> _AIM OF THE TASK_:
All the data below goes into the copy word for word, but the pictures don't.

━━━━━━━━━━━━━━━━

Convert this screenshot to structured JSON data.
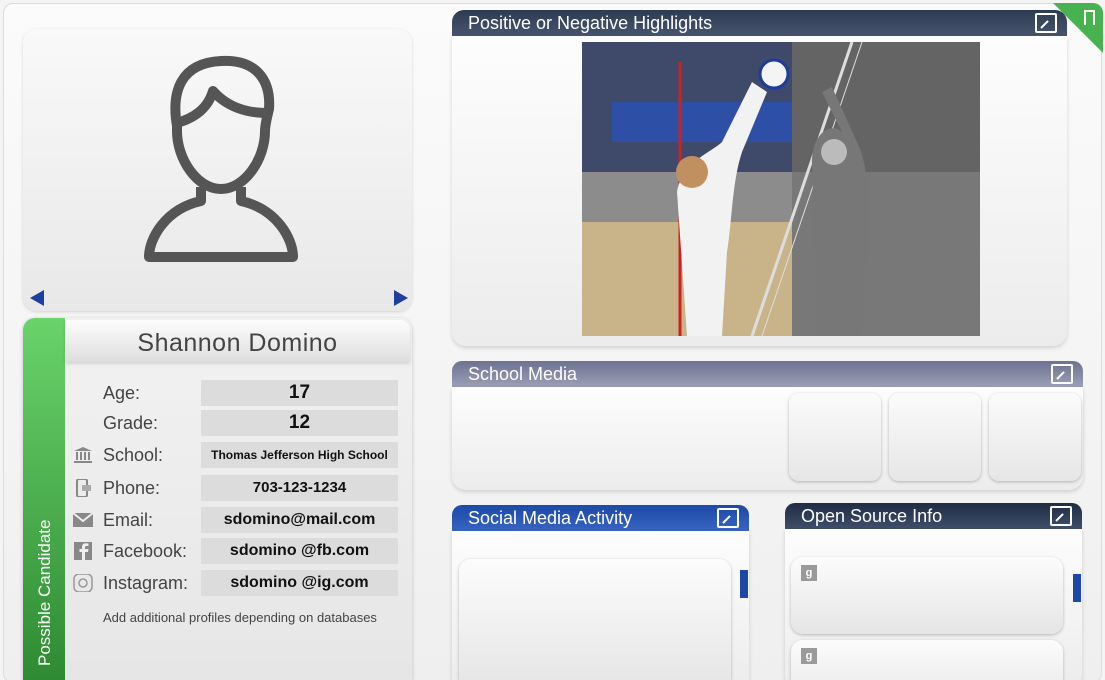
{
  "profile": {
    "name": "Shannon Domino",
    "status_tab": "Possible Candidate",
    "fields": [
      {
        "label": "Age:",
        "value": "17",
        "icon": null
      },
      {
        "label": "Grade:",
        "value": "12",
        "icon": null
      },
      {
        "label": "School:",
        "value": "Thomas Jefferson High School",
        "icon": "school-building-icon"
      },
      {
        "label": "Phone:",
        "value": "703-123-1234",
        "icon": "phone-icon"
      },
      {
        "label": "Email:",
        "value": "sdomino@mail.com",
        "icon": "email-envelope-icon"
      },
      {
        "label": "Facebook:",
        "value": "sdomino @fb.com",
        "icon": "facebook-icon"
      },
      {
        "label": "Instagram:",
        "value": "sdomino @ig.com",
        "icon": "instagram-icon"
      }
    ],
    "note": "Add additional profiles depending on databases"
  },
  "panels": {
    "highlights": {
      "title": "Positive or Negative Highlights"
    },
    "school_media": {
      "title": "School Media"
    },
    "social_media": {
      "title": "Social Media Activity"
    },
    "open_source": {
      "title": "Open Source Info"
    }
  },
  "colors": {
    "status_green": "#46b34f",
    "nav_arrow": "#1f3f9e",
    "highlights_header": "#2c3a52",
    "school_header": "#6c7290",
    "social_header": "#1c49a8",
    "osint_header": "#1f2c45"
  }
}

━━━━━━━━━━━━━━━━

> _SOLUTION BELOW_:
Convert this screenshot to structured JSON data.
{
  "profile": {
    "name": "Shannon Domino",
    "status_tab": "Possible Candidate",
    "fields": [
      {
        "label": "Age:",
        "value": "17",
        "icon": null
      },
      {
        "label": "Grade:",
        "value": "12",
        "icon": null
      },
      {
        "label": "School:",
        "value": "Thomas Jefferson High School",
        "icon": "school-building-icon"
      },
      {
        "label": "Phone:",
        "value": "703-123-1234",
        "icon": "phone-icon"
      },
      {
        "label": "Email:",
        "value": "sdomino@mail.com",
        "icon": "email-envelope-icon"
      },
      {
        "label": "Facebook:",
        "value": "sdomino @fb.com",
        "icon": "facebook-icon"
      },
      {
        "label": "Instagram:",
        "value": "sdomino @ig.com",
        "icon": "instagram-icon"
      }
    ],
    "note": "Add additional profiles depending on databases"
  },
  "panels": {
    "highlights": {
      "title": "Positive or Negative Highlights"
    },
    "school_media": {
      "title": "School Media"
    },
    "social_media": {
      "title": "Social Media Activity"
    },
    "open_source": {
      "title": "Open Source Info"
    }
  },
  "colors": {
    "status_green": "#46b34f",
    "nav_arrow": "#1f3f9e",
    "highlights_header": "#2c3a52",
    "school_header": "#6c7290",
    "social_header": "#1c49a8",
    "osint_header": "#1f2c45"
  }
}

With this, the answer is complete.